2015 was an impressive year for product announcements and innovations. Liquidware Labs re-released the FlexApp Layering platform after a significant architecture shift. Customer adoption and validation for FlexApp has been extremely positive. Looking back, something seemed to be missing in the EUC space with respect to application lifecycle management. Application virtualization started off strong but has tapered off lately, primarily because of compatibility challenges. The timing for a platform like Application Layering was perfect as companies push further towards desktop integration with the “Cloud”. FlexApp Layering is poised to take its place as one of the pillars of the application layering space.
The FlexApp Layering Technical FAQ has been released by Liquidware Labs. As customers look to adopt and implement the FlexApp technology, they are bound to have questions. Questions within the FAQ are divided into various sections for faster reference:
FlexApp Layering Requirements
FlexApp Layering Installation and Configuration
Creating FlexApp Layers
Updating FlexApp Layers
FlexApp Layering with remote Desktop Session Hosts / Citrix XenApp
One of the potential challenges that application layering technology creates is around interlayer application conflicts with respect to the corresponding host operating system. In an effort to address these potential challenges, Liquidware Labs developers have created a feature called Micro-Isolation.
The recent release of ProfileUnity 6.5 was a significant platform improvement for both ProfileUnity and FlexApp. The commitment to robust integration points between ProfileUnity and the FlexApp layering platform is reflected based on the positive feedback from current and new customers alike.
FlexApp Layers from Liquidware Labs is focused on application life cycle management and delivery. The platform optimizations allow for seamless integration with many different vendor technologies including Citrix XenApp and XenDesktop.
One of the many challenges within the challenge of a basic application lifecycle centers on the delivery of applications to end users. The number and types of devices leveraged by end users is expanding daily and enterprises are now expected to essentially accept this change and improvise.
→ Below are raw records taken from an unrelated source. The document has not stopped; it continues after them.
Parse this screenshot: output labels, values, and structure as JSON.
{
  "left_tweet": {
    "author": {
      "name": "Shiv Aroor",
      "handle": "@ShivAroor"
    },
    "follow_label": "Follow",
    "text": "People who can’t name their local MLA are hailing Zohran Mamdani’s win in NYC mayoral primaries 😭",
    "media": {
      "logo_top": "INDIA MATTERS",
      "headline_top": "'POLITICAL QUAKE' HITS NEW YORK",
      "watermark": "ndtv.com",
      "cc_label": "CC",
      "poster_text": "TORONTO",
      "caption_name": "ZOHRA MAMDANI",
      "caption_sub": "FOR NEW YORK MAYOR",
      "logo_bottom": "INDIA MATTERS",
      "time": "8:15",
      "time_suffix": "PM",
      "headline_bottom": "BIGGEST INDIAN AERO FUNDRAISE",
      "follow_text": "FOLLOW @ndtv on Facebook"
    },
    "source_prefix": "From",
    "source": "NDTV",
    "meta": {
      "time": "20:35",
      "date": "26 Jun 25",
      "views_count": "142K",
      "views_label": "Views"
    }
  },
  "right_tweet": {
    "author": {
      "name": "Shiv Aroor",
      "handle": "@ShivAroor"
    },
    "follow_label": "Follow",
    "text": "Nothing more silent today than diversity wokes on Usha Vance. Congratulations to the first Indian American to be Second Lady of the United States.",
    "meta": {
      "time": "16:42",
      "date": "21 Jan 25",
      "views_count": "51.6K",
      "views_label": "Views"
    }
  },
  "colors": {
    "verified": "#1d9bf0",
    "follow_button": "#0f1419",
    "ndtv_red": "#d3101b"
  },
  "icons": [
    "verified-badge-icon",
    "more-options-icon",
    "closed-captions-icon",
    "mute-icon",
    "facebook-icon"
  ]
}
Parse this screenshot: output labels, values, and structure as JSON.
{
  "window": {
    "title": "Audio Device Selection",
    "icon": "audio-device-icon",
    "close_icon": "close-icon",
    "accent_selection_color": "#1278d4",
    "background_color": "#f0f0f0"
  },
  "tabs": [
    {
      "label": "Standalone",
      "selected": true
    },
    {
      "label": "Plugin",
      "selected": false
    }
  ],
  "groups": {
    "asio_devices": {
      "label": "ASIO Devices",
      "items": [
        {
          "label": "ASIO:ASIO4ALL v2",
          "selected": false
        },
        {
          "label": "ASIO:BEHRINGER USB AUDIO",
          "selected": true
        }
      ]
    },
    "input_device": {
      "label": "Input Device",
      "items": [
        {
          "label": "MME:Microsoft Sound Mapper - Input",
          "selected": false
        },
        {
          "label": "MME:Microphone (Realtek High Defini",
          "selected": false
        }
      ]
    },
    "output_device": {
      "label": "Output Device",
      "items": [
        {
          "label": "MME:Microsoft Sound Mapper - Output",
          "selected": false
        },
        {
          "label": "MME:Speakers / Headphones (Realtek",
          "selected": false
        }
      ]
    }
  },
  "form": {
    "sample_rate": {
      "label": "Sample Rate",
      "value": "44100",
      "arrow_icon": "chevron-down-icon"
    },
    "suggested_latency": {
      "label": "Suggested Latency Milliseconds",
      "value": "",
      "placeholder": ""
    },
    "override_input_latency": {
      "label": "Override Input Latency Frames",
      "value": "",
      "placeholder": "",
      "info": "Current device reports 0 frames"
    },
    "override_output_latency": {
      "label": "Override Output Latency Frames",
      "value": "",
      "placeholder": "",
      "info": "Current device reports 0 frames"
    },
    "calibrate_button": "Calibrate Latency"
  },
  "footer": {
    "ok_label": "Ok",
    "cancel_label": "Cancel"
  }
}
I think we can all agree that end-users leverage applications while they interface with desktop operating systems. For years we have heard about small, large, fat, thin tall, short desktops in all kinds of colors. We have been told countless ways that users can access, touch, manipulate, and move these desktops, but what is often lost in the shuffle of all the madness, is the importance of the application itself.